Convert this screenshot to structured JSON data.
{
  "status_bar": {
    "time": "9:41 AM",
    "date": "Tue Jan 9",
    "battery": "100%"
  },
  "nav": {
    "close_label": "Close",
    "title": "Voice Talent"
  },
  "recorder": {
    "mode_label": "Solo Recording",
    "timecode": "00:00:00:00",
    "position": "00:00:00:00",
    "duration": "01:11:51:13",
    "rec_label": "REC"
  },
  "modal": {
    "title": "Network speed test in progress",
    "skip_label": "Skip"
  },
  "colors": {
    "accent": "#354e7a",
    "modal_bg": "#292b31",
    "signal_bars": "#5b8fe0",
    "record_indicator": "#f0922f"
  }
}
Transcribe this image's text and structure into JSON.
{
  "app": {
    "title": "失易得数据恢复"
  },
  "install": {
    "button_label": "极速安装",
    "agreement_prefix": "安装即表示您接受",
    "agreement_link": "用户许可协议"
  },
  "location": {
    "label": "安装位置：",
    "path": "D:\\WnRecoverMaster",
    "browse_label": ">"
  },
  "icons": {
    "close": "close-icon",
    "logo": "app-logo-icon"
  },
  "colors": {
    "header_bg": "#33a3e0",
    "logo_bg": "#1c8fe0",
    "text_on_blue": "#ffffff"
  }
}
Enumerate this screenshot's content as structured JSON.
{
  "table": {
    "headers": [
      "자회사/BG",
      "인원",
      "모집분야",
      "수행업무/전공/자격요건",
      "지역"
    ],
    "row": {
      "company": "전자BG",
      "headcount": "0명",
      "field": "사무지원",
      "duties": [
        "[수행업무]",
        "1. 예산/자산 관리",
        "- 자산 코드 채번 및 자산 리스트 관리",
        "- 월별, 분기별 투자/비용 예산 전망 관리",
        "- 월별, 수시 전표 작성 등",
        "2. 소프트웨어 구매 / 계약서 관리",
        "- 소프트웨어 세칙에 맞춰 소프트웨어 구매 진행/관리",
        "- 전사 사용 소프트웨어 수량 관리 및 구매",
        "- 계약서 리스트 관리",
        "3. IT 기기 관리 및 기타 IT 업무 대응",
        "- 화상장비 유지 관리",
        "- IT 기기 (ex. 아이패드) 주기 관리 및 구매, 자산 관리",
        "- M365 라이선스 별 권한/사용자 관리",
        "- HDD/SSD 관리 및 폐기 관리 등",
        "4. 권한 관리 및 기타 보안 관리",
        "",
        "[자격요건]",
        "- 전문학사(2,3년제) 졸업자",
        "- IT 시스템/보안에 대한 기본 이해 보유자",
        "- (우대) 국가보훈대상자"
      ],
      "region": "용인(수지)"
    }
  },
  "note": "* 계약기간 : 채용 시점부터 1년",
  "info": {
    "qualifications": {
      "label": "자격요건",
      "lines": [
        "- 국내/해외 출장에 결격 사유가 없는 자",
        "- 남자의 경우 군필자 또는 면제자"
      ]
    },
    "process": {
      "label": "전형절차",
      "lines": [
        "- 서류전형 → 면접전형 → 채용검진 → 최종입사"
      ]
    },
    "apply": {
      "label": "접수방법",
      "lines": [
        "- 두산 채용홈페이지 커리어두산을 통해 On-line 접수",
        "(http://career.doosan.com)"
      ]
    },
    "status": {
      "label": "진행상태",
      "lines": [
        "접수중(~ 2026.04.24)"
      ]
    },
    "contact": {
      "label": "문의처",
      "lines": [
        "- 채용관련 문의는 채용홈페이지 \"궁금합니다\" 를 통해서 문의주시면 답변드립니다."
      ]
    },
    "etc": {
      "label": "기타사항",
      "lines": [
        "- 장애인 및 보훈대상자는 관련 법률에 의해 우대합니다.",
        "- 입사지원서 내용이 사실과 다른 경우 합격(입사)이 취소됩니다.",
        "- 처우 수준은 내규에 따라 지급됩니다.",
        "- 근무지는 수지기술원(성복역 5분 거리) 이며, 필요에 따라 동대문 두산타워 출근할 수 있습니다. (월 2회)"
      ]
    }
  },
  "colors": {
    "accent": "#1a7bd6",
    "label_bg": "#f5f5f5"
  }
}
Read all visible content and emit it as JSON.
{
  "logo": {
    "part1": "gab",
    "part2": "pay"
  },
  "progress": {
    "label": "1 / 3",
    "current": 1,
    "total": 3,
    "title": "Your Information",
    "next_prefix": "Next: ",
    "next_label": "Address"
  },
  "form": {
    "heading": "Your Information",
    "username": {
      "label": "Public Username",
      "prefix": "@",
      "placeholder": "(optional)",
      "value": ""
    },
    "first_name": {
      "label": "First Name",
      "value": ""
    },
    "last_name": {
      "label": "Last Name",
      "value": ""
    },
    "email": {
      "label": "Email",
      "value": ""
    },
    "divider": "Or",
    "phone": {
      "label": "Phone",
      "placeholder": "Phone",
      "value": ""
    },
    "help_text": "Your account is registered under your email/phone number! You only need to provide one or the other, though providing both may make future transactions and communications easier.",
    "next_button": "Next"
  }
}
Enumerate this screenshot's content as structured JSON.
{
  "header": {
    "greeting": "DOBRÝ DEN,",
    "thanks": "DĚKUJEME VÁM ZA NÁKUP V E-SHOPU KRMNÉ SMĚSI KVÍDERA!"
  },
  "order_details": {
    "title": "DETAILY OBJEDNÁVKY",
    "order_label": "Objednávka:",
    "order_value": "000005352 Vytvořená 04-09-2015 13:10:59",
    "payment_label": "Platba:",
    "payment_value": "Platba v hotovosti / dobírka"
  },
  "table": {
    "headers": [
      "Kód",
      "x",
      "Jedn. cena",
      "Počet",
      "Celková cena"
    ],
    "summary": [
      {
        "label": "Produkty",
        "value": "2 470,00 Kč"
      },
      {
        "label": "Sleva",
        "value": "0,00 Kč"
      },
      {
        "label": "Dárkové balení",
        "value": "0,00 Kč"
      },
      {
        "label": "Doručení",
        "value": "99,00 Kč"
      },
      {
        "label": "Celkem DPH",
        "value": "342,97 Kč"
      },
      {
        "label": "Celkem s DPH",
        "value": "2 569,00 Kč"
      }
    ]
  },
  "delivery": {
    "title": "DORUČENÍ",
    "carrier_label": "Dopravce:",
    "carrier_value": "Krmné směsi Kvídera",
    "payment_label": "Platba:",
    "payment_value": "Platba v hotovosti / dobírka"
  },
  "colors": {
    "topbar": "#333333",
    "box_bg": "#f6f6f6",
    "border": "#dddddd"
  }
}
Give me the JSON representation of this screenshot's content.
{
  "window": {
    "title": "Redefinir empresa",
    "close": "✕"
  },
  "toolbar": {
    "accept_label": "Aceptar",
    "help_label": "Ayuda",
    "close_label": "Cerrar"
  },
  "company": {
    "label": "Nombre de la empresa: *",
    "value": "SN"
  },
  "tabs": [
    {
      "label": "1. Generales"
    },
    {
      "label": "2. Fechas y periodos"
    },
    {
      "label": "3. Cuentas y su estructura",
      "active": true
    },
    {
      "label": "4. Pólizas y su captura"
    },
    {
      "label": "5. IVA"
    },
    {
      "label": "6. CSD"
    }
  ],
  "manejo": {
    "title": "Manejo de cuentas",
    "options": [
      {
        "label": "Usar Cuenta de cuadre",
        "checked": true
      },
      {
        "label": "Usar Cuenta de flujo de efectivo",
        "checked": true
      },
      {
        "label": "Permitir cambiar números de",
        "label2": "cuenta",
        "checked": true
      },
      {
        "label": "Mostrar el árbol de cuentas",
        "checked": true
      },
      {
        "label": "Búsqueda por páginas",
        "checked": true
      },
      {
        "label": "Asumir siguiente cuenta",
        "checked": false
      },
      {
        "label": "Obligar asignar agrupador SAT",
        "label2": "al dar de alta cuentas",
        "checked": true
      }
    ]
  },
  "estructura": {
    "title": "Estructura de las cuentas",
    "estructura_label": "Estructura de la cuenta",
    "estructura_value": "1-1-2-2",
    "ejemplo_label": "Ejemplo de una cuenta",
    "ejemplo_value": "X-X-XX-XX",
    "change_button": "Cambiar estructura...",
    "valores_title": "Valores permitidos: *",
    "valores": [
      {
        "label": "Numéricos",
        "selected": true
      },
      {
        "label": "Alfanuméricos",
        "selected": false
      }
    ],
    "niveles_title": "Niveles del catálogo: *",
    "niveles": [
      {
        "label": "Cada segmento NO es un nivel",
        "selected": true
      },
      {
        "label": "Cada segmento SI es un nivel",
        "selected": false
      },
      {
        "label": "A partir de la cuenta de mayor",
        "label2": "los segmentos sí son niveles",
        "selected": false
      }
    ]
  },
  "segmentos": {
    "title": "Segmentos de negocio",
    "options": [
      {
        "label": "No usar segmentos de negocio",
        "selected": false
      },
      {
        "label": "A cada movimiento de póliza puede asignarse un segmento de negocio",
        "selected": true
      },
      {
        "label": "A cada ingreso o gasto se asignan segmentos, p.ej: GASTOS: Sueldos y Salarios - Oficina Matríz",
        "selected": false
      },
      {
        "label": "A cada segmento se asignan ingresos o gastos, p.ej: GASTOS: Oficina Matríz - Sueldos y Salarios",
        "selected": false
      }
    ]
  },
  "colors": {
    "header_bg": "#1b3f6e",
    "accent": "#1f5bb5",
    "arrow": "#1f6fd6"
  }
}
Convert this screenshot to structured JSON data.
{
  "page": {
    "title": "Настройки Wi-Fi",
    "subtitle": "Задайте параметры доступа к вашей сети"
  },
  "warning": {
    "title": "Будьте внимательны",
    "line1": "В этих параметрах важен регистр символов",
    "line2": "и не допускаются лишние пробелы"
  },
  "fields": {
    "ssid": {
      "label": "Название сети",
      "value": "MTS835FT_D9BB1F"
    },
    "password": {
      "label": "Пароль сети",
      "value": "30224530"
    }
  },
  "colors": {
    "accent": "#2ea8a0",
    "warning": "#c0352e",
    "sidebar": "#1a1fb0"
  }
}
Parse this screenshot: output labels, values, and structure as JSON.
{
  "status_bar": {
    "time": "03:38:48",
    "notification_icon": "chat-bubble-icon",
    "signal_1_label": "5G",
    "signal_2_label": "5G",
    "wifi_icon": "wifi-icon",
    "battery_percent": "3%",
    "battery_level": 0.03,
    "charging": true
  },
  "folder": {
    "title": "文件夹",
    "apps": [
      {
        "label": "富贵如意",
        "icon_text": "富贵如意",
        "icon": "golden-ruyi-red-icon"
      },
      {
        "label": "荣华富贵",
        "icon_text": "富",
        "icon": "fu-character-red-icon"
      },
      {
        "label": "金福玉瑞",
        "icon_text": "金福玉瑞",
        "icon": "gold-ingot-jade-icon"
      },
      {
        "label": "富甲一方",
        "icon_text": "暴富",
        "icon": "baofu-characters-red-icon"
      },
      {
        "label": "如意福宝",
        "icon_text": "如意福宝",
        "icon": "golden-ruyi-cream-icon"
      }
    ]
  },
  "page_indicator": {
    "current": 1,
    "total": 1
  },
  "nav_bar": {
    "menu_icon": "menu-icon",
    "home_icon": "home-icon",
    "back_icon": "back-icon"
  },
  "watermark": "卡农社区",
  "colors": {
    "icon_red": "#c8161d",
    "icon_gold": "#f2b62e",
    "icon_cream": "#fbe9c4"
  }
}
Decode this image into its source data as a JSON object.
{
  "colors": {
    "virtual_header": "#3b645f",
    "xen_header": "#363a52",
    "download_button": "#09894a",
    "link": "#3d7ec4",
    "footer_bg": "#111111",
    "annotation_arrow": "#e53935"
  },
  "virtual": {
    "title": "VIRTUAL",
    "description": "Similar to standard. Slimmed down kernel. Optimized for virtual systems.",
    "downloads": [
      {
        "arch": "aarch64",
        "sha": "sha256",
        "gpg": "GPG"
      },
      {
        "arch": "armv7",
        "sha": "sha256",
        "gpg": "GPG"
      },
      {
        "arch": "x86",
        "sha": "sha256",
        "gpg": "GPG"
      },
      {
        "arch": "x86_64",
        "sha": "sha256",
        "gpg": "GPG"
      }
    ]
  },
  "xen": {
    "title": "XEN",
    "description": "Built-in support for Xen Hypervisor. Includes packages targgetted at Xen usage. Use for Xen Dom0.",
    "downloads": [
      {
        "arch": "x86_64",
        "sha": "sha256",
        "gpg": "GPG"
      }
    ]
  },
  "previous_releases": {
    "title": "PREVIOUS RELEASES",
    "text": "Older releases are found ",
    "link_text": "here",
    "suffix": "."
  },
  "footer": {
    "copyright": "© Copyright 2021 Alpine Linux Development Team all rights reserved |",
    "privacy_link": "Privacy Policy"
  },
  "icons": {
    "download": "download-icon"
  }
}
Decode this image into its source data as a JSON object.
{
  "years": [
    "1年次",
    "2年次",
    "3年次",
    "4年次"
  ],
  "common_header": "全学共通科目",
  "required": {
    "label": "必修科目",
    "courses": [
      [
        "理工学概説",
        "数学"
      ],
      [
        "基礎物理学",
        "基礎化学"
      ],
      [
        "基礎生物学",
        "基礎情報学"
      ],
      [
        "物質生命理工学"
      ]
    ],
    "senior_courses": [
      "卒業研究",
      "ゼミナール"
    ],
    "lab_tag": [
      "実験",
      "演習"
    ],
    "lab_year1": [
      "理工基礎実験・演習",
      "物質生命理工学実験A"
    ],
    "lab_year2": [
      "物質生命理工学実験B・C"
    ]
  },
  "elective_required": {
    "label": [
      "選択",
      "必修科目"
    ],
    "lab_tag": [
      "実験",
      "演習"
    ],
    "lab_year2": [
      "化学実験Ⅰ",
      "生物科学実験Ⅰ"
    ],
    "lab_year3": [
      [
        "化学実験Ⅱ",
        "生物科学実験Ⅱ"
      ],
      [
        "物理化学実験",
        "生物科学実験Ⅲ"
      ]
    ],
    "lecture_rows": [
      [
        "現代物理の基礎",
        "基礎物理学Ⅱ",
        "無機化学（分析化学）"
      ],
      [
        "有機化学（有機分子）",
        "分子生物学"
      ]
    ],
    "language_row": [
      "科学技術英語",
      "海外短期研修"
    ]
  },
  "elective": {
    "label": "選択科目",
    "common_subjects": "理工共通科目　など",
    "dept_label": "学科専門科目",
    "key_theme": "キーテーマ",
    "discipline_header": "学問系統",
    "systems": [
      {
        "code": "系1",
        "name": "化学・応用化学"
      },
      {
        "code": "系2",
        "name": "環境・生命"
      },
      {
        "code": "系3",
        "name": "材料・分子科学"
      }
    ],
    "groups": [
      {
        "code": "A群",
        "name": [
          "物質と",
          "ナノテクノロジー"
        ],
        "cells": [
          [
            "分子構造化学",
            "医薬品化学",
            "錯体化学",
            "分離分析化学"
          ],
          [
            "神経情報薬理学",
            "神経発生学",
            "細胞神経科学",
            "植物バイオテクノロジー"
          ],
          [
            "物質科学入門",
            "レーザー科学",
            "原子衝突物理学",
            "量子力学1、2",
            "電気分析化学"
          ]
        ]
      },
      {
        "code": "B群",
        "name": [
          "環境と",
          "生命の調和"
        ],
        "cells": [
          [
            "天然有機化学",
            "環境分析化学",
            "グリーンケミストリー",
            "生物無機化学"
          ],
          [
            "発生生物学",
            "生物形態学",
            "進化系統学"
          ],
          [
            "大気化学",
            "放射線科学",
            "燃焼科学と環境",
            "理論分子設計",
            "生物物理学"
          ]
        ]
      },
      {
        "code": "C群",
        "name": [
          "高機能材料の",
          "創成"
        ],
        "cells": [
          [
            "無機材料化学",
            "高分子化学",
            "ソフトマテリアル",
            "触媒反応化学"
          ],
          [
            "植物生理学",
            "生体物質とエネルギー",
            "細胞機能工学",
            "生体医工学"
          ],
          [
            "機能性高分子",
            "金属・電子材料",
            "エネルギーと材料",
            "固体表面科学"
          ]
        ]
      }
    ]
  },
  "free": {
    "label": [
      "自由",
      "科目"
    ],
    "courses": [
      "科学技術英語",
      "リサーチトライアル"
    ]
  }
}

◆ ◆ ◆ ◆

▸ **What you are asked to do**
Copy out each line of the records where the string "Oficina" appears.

▸ **Result of the task**
        "label": "A cada ingreso o gasto se asignan segmentos, p.ej: GASTOS: Sueldos y Salarios - Oficina Matríz",
        "label": "A cada segmento se asignan ingresos o gastos, p.ej: GASTOS: Oficina Matríz - Sueldos y Salarios",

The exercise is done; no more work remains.